We seldom grow spiritually by only looking backward. We should look forward to what we can be in the Lord more than to what might have been.
Jakarta, 10 March 2018
A Christian Pilgrim
Today’s Gospel Reading: Luke 15:1-3,11-32 – SECOND WEEK OF LENT: Saturday, 3 March 2018
In one of the most moving parables of Luke’s Gospel, we are given a story of human sin, divine forgiveness and restoration and human resentment. The spendthrift son is welcomed back gladly and fully. The father runs out to greet him and to restore him to the place he deserves without recrimination or revenge. The elder son resents the benign treatment the younger son receives and the seeming obliviousness of the father to the enormity of the spendthrift’s sins.
On one level, this is a parable of the Gentiles and tax collectors welcomed by Christ into the circle of God’s love in a way resented by official Judaism. On a more personal level, we can place ourselves into the place of any of the parable’s characters. At times, we have been the wasteful son. We also have been the forgiving father who overlooks many wrongs. We also play the part of the elder son resentful of the ease with which some people are forgiven without seeming to suffer any hardship for their sins. These three figures capture important moments of salvation history. We have all played each of these roles.
The Lord uses this parable to teach us that forgiveness, and not revenge, is alone capable of making people whole again. Forgiveness heals.
Jakarta, 3 March 2018
A Christian Pilgrim
Today’s Gospel Reading: Matthew 21:33-43,45-46 – SECOND WEEK OF LENT: Friday, 2 March 2018
This carefully constructed parable fits the facts of biblical history. In Jesus’ time absentee landlords were common. They rented their land to tenants who repaid them in crops rather than cash. When harvest time came, the landlord sent his slaves to the tenants to collect his share of the crops. Hostility between tenants and landlords frequently ran high.

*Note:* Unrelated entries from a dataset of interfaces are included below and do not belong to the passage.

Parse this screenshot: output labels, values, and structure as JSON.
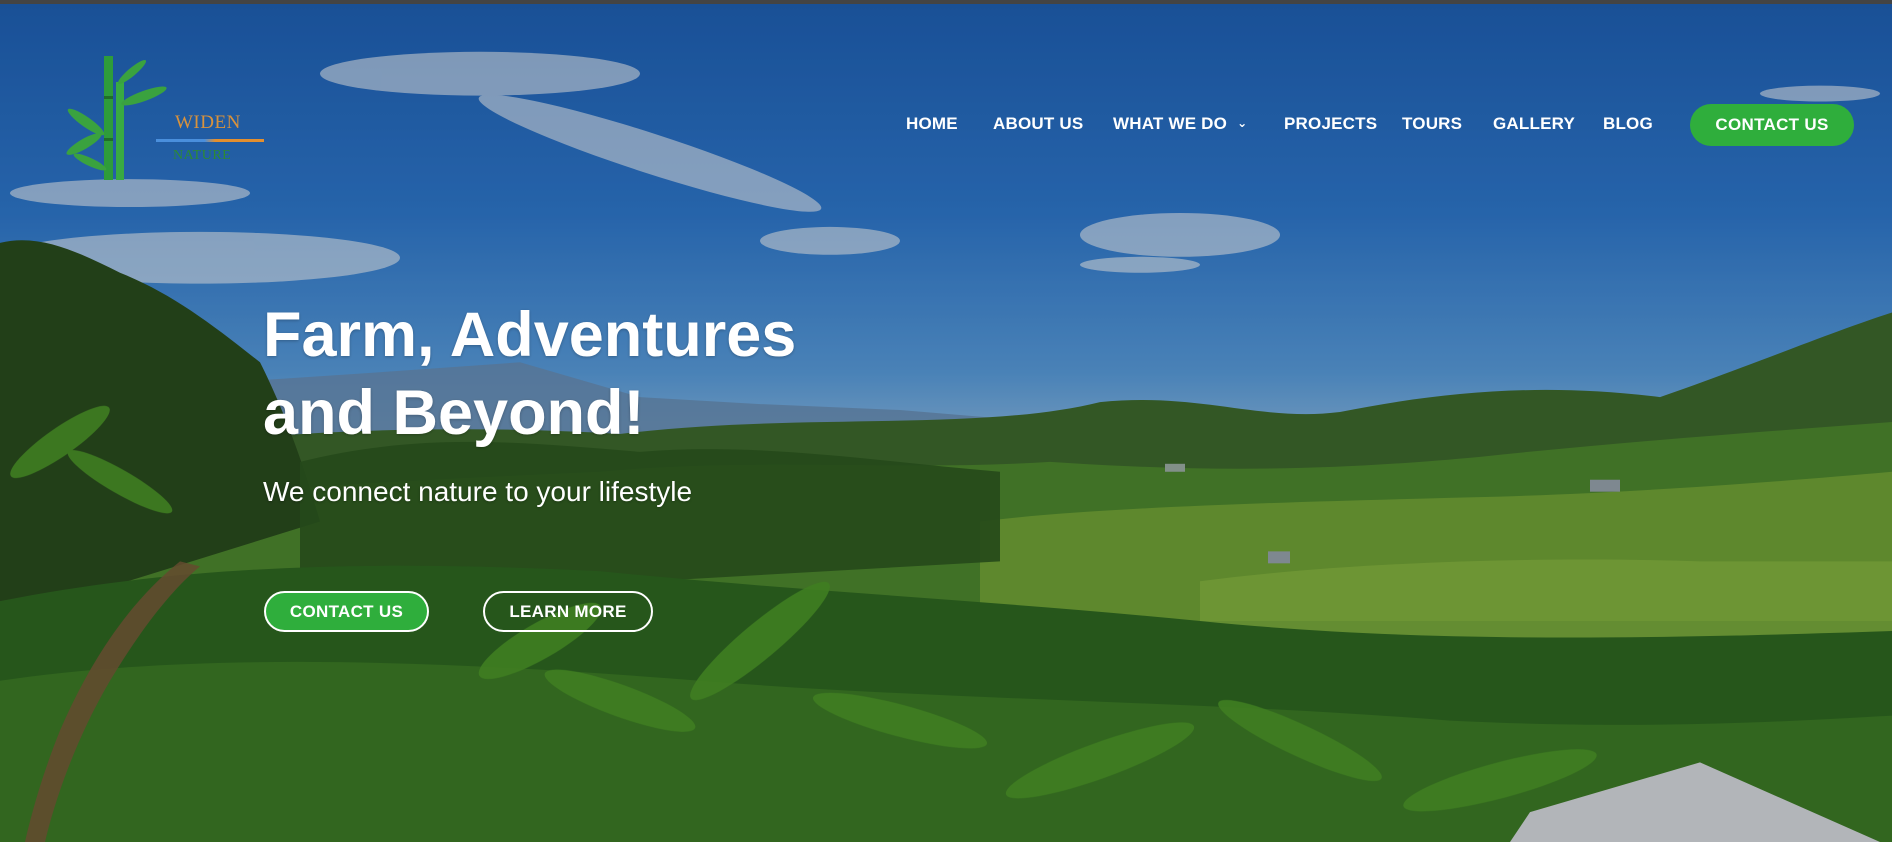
{
  "brand": {
    "line1": "WIDEN",
    "line2": "NATURE",
    "colors": {
      "green": "#2fae3c",
      "orange": "#d8923c",
      "blue": "#4a8fdc"
    }
  },
  "nav": {
    "items": [
      {
        "label": "HOME"
      },
      {
        "label": "ABOUT US"
      },
      {
        "label": "WHAT WE DO",
        "icon": "chevron-down-icon"
      },
      {
        "label": "PROJECTS"
      },
      {
        "label": "TOURS"
      },
      {
        "label": "GALLERY"
      },
      {
        "label": "BLOG"
      }
    ],
    "cta": "CONTACT US"
  },
  "hero": {
    "title_line1": "Farm, Adventures",
    "title_line2": "and Beyond!",
    "subtitle": "We connect nature to your lifestyle",
    "primary_button": "CONTACT US",
    "secondary_button": "LEARN MORE"
  },
  "theme": {
    "accent": "#2fae3c",
    "text": "#ffffff"
  }
}
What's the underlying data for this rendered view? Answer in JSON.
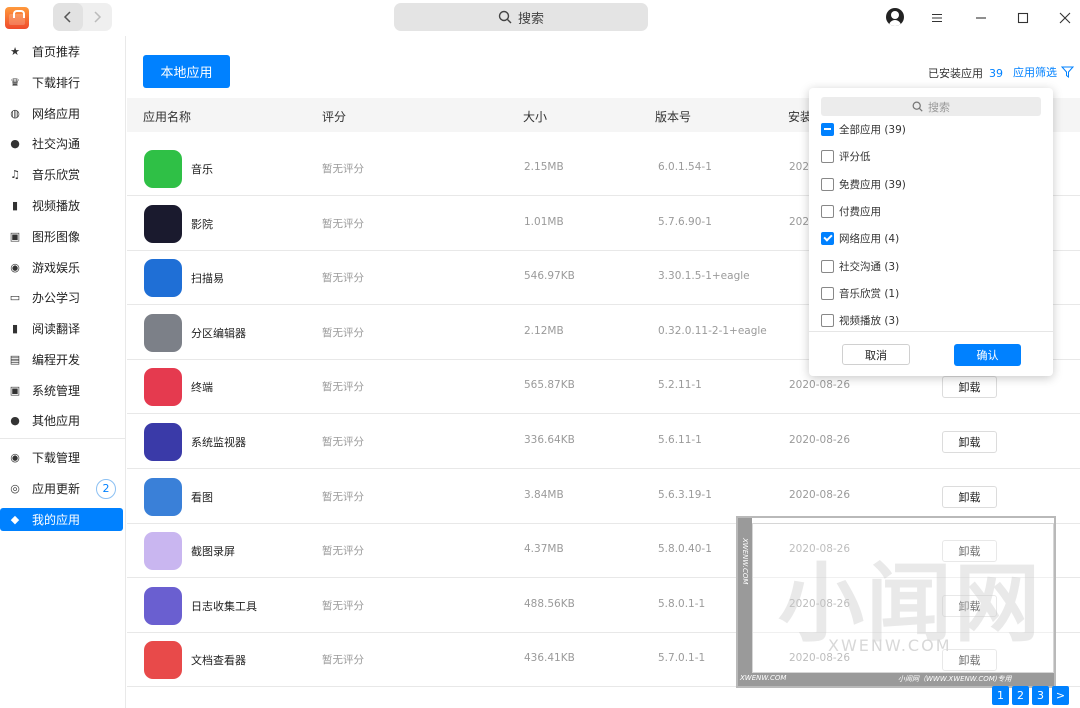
{
  "titlebar": {
    "search_placeholder": "搜索",
    "back_icon": "chevron-left-icon",
    "forward_icon": "chevron-right-icon"
  },
  "sidebar": {
    "items": [
      {
        "label": "首页推荐",
        "icon": "star-icon",
        "glyph": "★"
      },
      {
        "label": "下载排行",
        "icon": "crown-icon",
        "glyph": "♛"
      },
      {
        "label": "网络应用",
        "icon": "globe-icon",
        "glyph": "◍"
      },
      {
        "label": "社交沟通",
        "icon": "chat-icon",
        "glyph": "●"
      },
      {
        "label": "音乐欣赏",
        "icon": "music-icon",
        "glyph": "♫"
      },
      {
        "label": "视频播放",
        "icon": "film-icon",
        "glyph": "▮"
      },
      {
        "label": "图形图像",
        "icon": "image-icon",
        "glyph": "▣"
      },
      {
        "label": "游戏娱乐",
        "icon": "gamepad-icon",
        "glyph": "◉"
      },
      {
        "label": "办公学习",
        "icon": "monitor-icon",
        "glyph": "▭"
      },
      {
        "label": "阅读翻译",
        "icon": "book-icon",
        "glyph": "▮"
      },
      {
        "label": "编程开发",
        "icon": "code-icon",
        "glyph": "▤"
      },
      {
        "label": "系统管理",
        "icon": "settings-icon",
        "glyph": "▣"
      },
      {
        "label": "其他应用",
        "icon": "more-icon",
        "glyph": "●"
      }
    ],
    "bottom_items": [
      {
        "label": "下载管理",
        "icon": "download-icon",
        "glyph": "◉"
      },
      {
        "label": "应用更新",
        "icon": "refresh-icon",
        "glyph": "◎",
        "badge": "2"
      },
      {
        "label": "我的应用",
        "icon": "package-icon",
        "glyph": "◆"
      }
    ]
  },
  "main": {
    "local_button": "本地应用",
    "installed_label": "已安装应用",
    "installed_count": "39",
    "filter_label": "应用筛选",
    "columns": [
      "应用名称",
      "评分",
      "大小",
      "版本号",
      "安装"
    ],
    "rows": [
      {
        "name": "音乐",
        "rating": "暂无评分",
        "size": "2.15MB",
        "version": "6.0.1.54-1",
        "date": "2020",
        "action": "",
        "color": "#2fc046"
      },
      {
        "name": "影院",
        "rating": "暂无评分",
        "size": "1.01MB",
        "version": "5.7.6.90-1",
        "date": "2020",
        "action": "",
        "color": "#1a1a2e"
      },
      {
        "name": "扫描易",
        "rating": "暂无评分",
        "size": "546.97KB",
        "version": "3.30.1.5-1+eagle",
        "date": "",
        "action": "",
        "color": "#1f6fd6"
      },
      {
        "name": "分区编辑器",
        "rating": "暂无评分",
        "size": "2.12MB",
        "version": "0.32.0.11-2-1+eagle",
        "date": "",
        "action": "",
        "color": "#7c8088"
      },
      {
        "name": "终端",
        "rating": "暂无评分",
        "size": "565.87KB",
        "version": "5.2.11-1",
        "date": "2020-08-26",
        "action": "卸载",
        "color": "#e53a4f"
      },
      {
        "name": "系统监视器",
        "rating": "暂无评分",
        "size": "336.64KB",
        "version": "5.6.11-1",
        "date": "2020-08-26",
        "action": "卸载",
        "color": "#3a3aa8"
      },
      {
        "name": "看图",
        "rating": "暂无评分",
        "size": "3.84MB",
        "version": "5.6.3.19-1",
        "date": "2020-08-26",
        "action": "卸载",
        "color": "#3a80d8"
      },
      {
        "name": "截图录屏",
        "rating": "暂无评分",
        "size": "4.37MB",
        "version": "5.8.0.40-1",
        "date": "2020-08-26",
        "action": "卸载",
        "color": "#c9b6f0"
      },
      {
        "name": "日志收集工具",
        "rating": "暂无评分",
        "size": "488.56KB",
        "version": "5.8.0.1-1",
        "date": "2020-08-26",
        "action": "卸载",
        "color": "#6a5fd0"
      },
      {
        "name": "文档查看器",
        "rating": "暂无评分",
        "size": "436.41KB",
        "version": "5.7.0.1-1",
        "date": "2020-08-26",
        "action": "卸载",
        "color": "#e84a4a"
      }
    ]
  },
  "filter_dropdown": {
    "search_placeholder": "搜索",
    "options": [
      {
        "label": "全部应用 (39)",
        "state": "partial"
      },
      {
        "label": "评分低",
        "state": "unchecked"
      },
      {
        "label": "免费应用 (39)",
        "state": "unchecked"
      },
      {
        "label": "付费应用",
        "state": "unchecked"
      },
      {
        "label": "网络应用 (4)",
        "state": "checked"
      },
      {
        "label": "社交沟通 (3)",
        "state": "unchecked"
      },
      {
        "label": "音乐欣赏 (1)",
        "state": "unchecked"
      },
      {
        "label": "视频播放 (3)",
        "state": "unchecked"
      }
    ],
    "cancel": "取消",
    "confirm": "确认"
  },
  "pagination": {
    "pages": [
      "1",
      "2",
      "3"
    ],
    "next": ">"
  },
  "watermark": {
    "big": "小闻网",
    "url": "XWENW.COM",
    "side": "XWENW.COM",
    "bar_left": "XWENW.COM",
    "bar_right": "小闻网（WWW.XWENW.COM)专用"
  },
  "colors": {
    "accent": "#0081ff"
  }
}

The vineyard in the parable stands for the people of Israel. The vineyard owner stands for God.
The tenants are the leaders of Israel. The slaves are the prophets. The owner’s son is Jesus. The new tenants are the apostles of Jesus.
The parable reveals 3 (three) important points.
First, it reveals God’s patience. God gave the tenant farmers three chances, even in the face of violence.
Second, it reveals Jesus’ uniqueness. Jesus is not just another prophet, like the other prophets (slaves). He represents something totally new . He is the owner’s (God’s) own Son.
Third, it reveals our accountability. It shows that sooner or later we will be held accountable to God for our actions, just as the tenant farmers (religious leaders) were held accountable for their actions.
In what ways had God exercised great patience with us, just as He did with the tenant farmers?
Jakarta, 2 March 2018
A Christian Pilgrim
Today’s Gospel Reading: Luke 16:19-31 – SECOND WEEK OF LENT: Thursday, 1 March 2018
The Lord’s parable of the rich man and the poor Lazarus makes the point that wealth and poverty is not an automatic index of spiritual strength or emptiness. The point is that financial success does not imply spiritual success. Academic achievement does not imply spiritual insight. The accumulation of property does not imply that a person has developed powerful inner resources. The rich man is condemned not because he was rich but because his wealth had made him indifferent to the plight of others.
Lent is a time to become realistic about our our relationship with the Lord. Otherwise, when the things on which we rely fail and are taken from our life, we will discover too late that we have nothing deeper upon which to rely. We will have fooled ourselves. Lent is a time to make an experiment and put aside a number of ordinary diversions in our life to explore where we stand with the Lord.
What are we doing to help the needy in our midst? How sensitive are we to the pain that many people are suffering in the world? What are we doing about it?
Jakarta, 1 March 2018
A Christian Pilgrim